Part of the reason for the 0.2 percentage point higher default rate for these mortgages is that nonbank lenders apply looser lending standards to borrowers seeking FHA-insured financing. FHA-insured mortgages have significantly lower qualification standards which allow struggling buyers to obtain financing with minimal down payments and lower credit scores.
Although held to the same minimum FHA underwriting standards as banks issuing FHA-insured financing, nonbank lenders may be more likely to underwrite mortgages closer to the absolute minimum qualifications. This means nonbank lenders are slightly increasing the risk of default on their FHA-insured originations by lending to more vulnerable borrowers.

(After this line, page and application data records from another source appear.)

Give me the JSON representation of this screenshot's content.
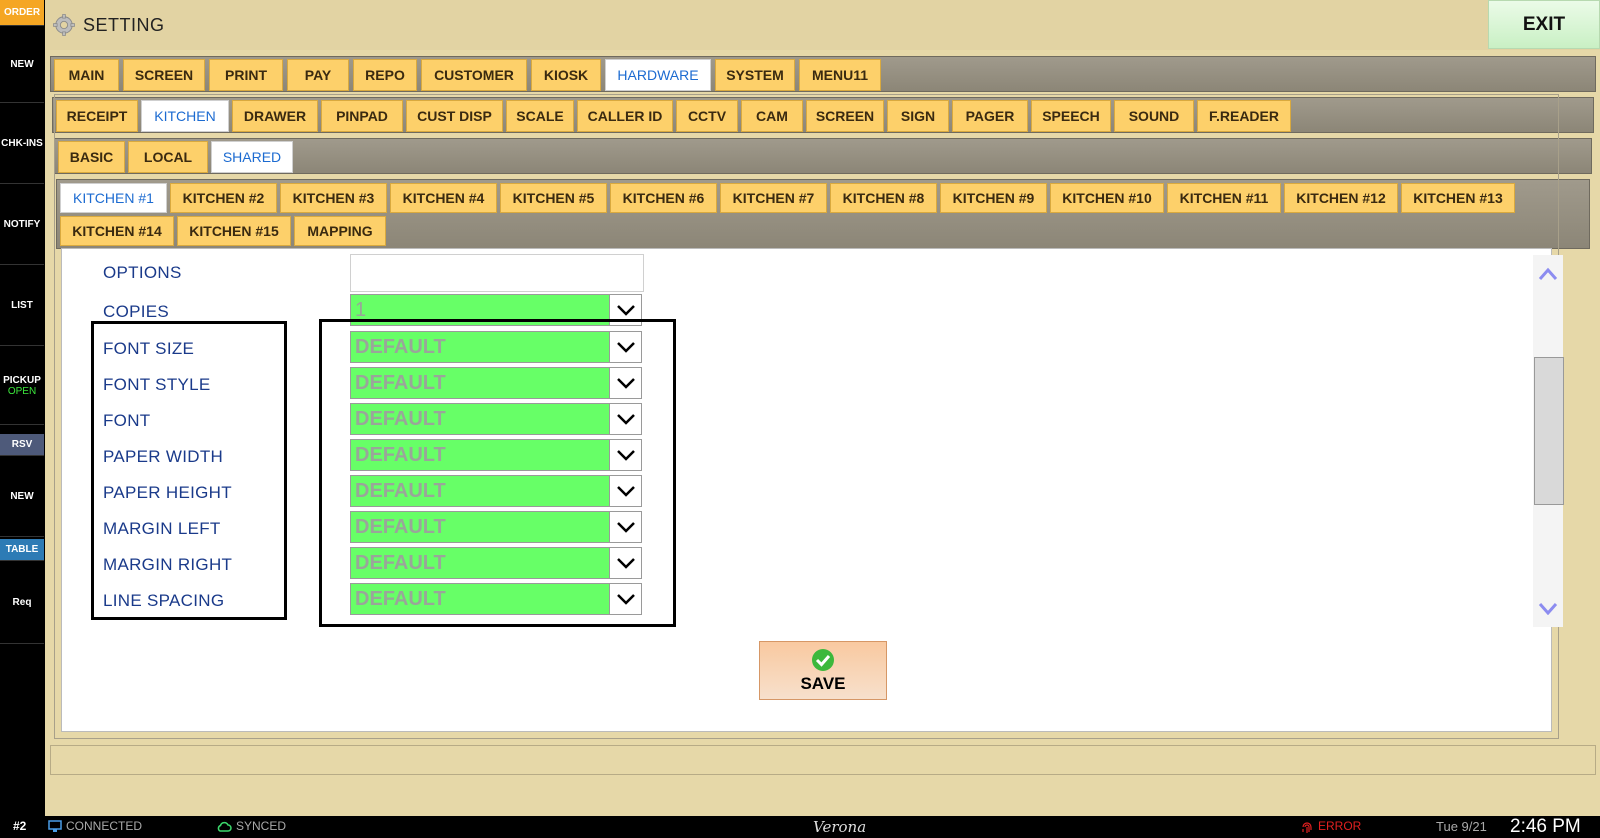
{
  "sidebar": {
    "items": [
      {
        "label": "ORDER"
      },
      {
        "label": "NEW"
      },
      {
        "label": "CHK-INS"
      },
      {
        "label": "NOTIFY"
      },
      {
        "label": "LIST"
      },
      {
        "label": "PICKUP",
        "sub": "OPEN"
      },
      {
        "label": "RSV"
      },
      {
        "label": "NEW"
      },
      {
        "label": "TABLE"
      },
      {
        "label": "Req"
      }
    ]
  },
  "header": {
    "title": "SETTING",
    "exit_label": "EXIT"
  },
  "tabs_main": [
    "MAIN",
    "SCREEN",
    "PRINT",
    "PAY",
    "REPO",
    "CUSTOMER",
    "KIOSK",
    "HARDWARE",
    "SYSTEM",
    "MENU11"
  ],
  "tabs_hardware": [
    "RECEIPT",
    "KITCHEN",
    "DRAWER",
    "PINPAD",
    "CUST DISP",
    "SCALE",
    "CALLER ID",
    "CCTV",
    "CAM",
    "SCREEN",
    "SIGN",
    "PAGER",
    "SPEECH",
    "SOUND",
    "F.READER"
  ],
  "tabs_scope": [
    "BASIC",
    "LOCAL",
    "SHARED"
  ],
  "tabs_kitchen_row1": [
    "KITCHEN #1",
    "KITCHEN #2",
    "KITCHEN #3",
    "KITCHEN #4",
    "KITCHEN #5",
    "KITCHEN #6",
    "KITCHEN #7",
    "KITCHEN #8",
    "KITCHEN #9",
    "KITCHEN #10",
    "KITCHEN #11",
    "KITCHEN #12",
    "KITCHEN #13"
  ],
  "tabs_kitchen_row2": [
    "KITCHEN #14",
    "KITCHEN #15",
    "MAPPING"
  ],
  "form": {
    "options_label": "OPTIONS",
    "copies_label": "COPIES",
    "copies_value": "1",
    "fields": [
      {
        "label": "FONT SIZE",
        "value": "DEFAULT"
      },
      {
        "label": "FONT STYLE",
        "value": "DEFAULT"
      },
      {
        "label": "FONT",
        "value": "DEFAULT"
      },
      {
        "label": "PAPER WIDTH",
        "value": "DEFAULT"
      },
      {
        "label": "PAPER HEIGHT",
        "value": "DEFAULT"
      },
      {
        "label": "MARGIN LEFT",
        "value": "DEFAULT"
      },
      {
        "label": "MARGIN RIGHT",
        "value": "DEFAULT"
      },
      {
        "label": "LINE SPACING",
        "value": "DEFAULT"
      }
    ],
    "save_label": "SAVE"
  },
  "status": {
    "station": "#2",
    "connected": "CONNECTED",
    "synced": "SYNCED",
    "store": "Verona",
    "error": "ERROR",
    "date": "Tue 9/21",
    "time": "2:46 PM"
  },
  "colors": {
    "accent_tab": "#fdd06a",
    "active_tab_text": "#1c6bd1",
    "select_bg": "#67ff67",
    "label_text": "#1a3a8a"
  }
}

Not the return of subprime lending
Some fear that nonbank lenders – who participated in no minor way in subprime lending – issuing minimum-qualification mortgages are signaling a return to the devil-may-care standards which led to the housing crash. However, FHA-insured mortgages, although much looser than a mortgage issued on a purchase with a 20% down payment, are not necessarily subprime.
FHA-insured mortgages are increasingly the mortgage-of-choice for today’s financially restricted first-time buyers. FHA-insured financing assists buyers who’ve struggled with stagnant wages and student debt to accumulate enough personal savings for a down payment, bridging the savings gap to homeownership. However, these mortgages still come with additional costs, and buyers need to be aware before taking the plunge.
Buyers making down payments of less than 20% are required to have mortgage insurance coverage to protect the lender if the buyer defaults. FHA-insured mortgages require buyers to pay mortgage insurance premiums (MIP), which for a 30-year fixed rate mortgage (FRM) might equal 0.80% – 0.85% annually on the principal balance over the life of the loan.
The only alternative to the FHA’s MIP when a buyer has less than 20% to put down is a conventional mortgage with private mortgage insurance (PMI). However, PMI usually has stricter qualification standards and requires a slightly higher down payment in exchange for its lower monthly payment rates.
Ideally, buyers avoid the additional annual MIP/PMI homeownership cost by making a 20% down payment or more when purchasing a home. The cost savings by eliminating the MIP/PMI is equivalent to about 3.7% annual rate of return on the down payment. But for those who aren’t able to pull together the resources for such a substantial payment, FHA and other minimum qualification mortgages are their best bet for buying a home.
The FHA has not given any sign of concern for nonbank lending practices to date. Real estate agents just need to make their buyers aware of the total costs of FHA-insured minimum-qualification mortgages, and ensure they are financially prepared to make payments and avoid default. As for the weakest buyers, refer them to their neighborhood credit union or small community bank for the mortgage they need.
Re: “After subprime collapse, nonbank lenders again dominate riskier mortgages,” from the Los Angeles Times